*** Working data ***

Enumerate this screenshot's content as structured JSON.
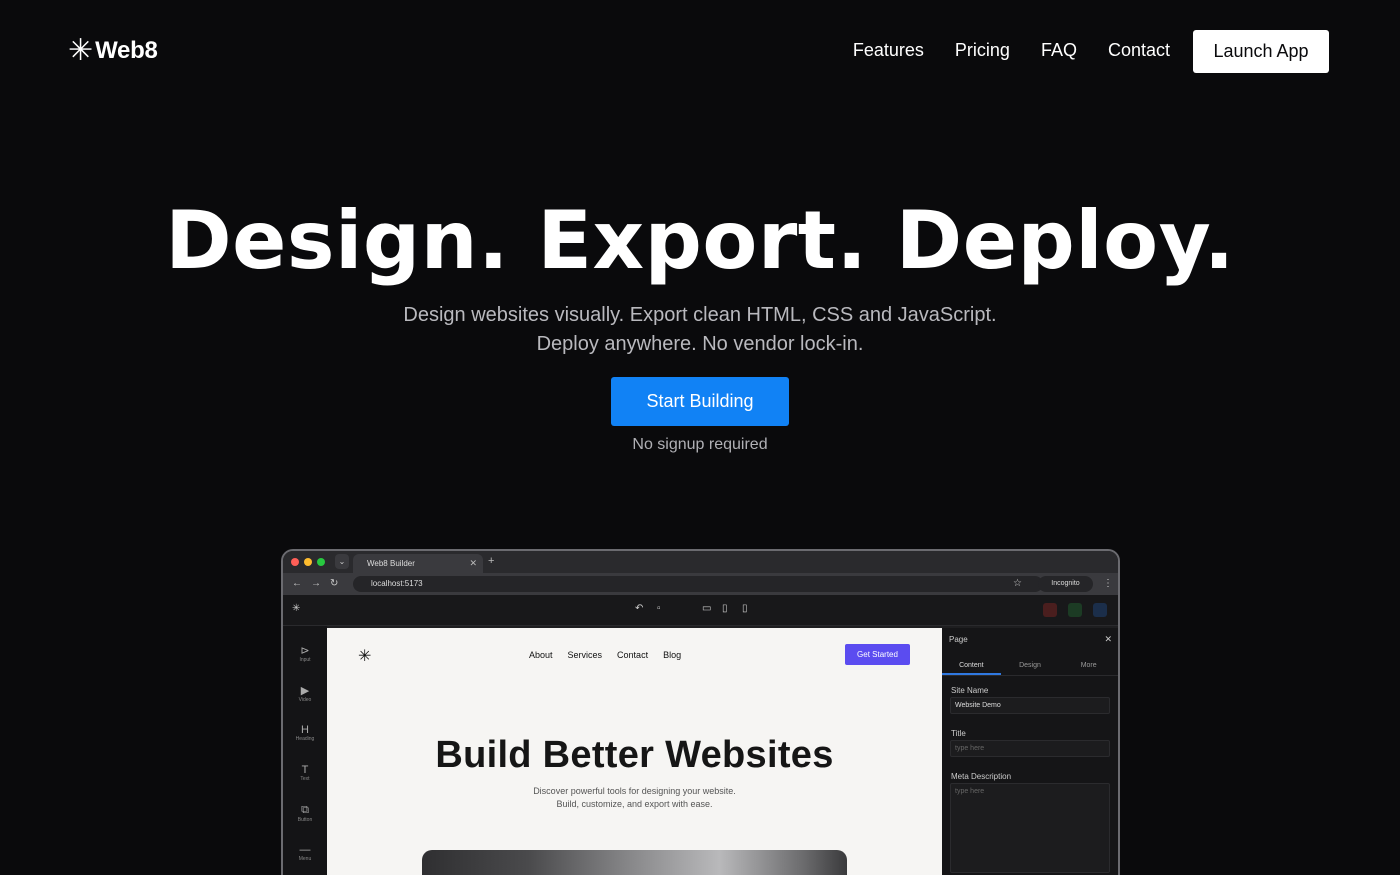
{
  "nav": {
    "logo_mark": "✳",
    "logo_text": "Web8",
    "links": [
      "Features",
      "Pricing",
      "FAQ",
      "Contact"
    ],
    "launch_label": "Launch App"
  },
  "hero": {
    "title": "Design. Export. Deploy.",
    "subtitle_line1": "Design websites visually. Export clean HTML, CSS and JavaScript.",
    "subtitle_line2": "Deploy anywhere. No vendor lock-in.",
    "cta_label": "Start Building",
    "cta_note": "No signup required"
  },
  "colors": {
    "background": "#0a0a0c",
    "cta": "#1182f5",
    "canvas_button": "#5b4cf0"
  },
  "browser": {
    "tab_title": "Web8 Builder",
    "url": "localhost:5173",
    "incognito_label": "Incognito"
  },
  "builder": {
    "sidebar": [
      {
        "icon": "frame-icon",
        "glyph": "⊳",
        "label": "Input"
      },
      {
        "icon": "video-icon",
        "glyph": "▶",
        "label": "Video"
      },
      {
        "icon": "heading-icon",
        "glyph": "H",
        "label": "Heading"
      },
      {
        "icon": "text-icon",
        "glyph": "T",
        "label": "Text"
      },
      {
        "icon": "button-icon",
        "glyph": "⧉",
        "label": "Button"
      },
      {
        "icon": "menu-icon",
        "glyph": "—",
        "label": "Menu"
      }
    ],
    "canvas": {
      "logo": "✳",
      "nav": [
        "About",
        "Services",
        "Contact",
        "Blog"
      ],
      "button": "Get Started",
      "title": "Build Better Websites",
      "subtitle_line1": "Discover powerful tools for designing your website.",
      "subtitle_line2": "Build, customize, and export with ease."
    },
    "panel": {
      "header": "Page",
      "tabs": [
        "Content",
        "Design",
        "More"
      ],
      "site_name_label": "Site Name",
      "site_name_value": "Website Demo",
      "title_label": "Title",
      "title_placeholder": "type here",
      "meta_label": "Meta Description",
      "meta_placeholder": "type here"
    }
  }
}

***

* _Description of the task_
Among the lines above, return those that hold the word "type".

* _Task result_
      "title_placeholder": "type here",
      "meta_placeholder": "type here"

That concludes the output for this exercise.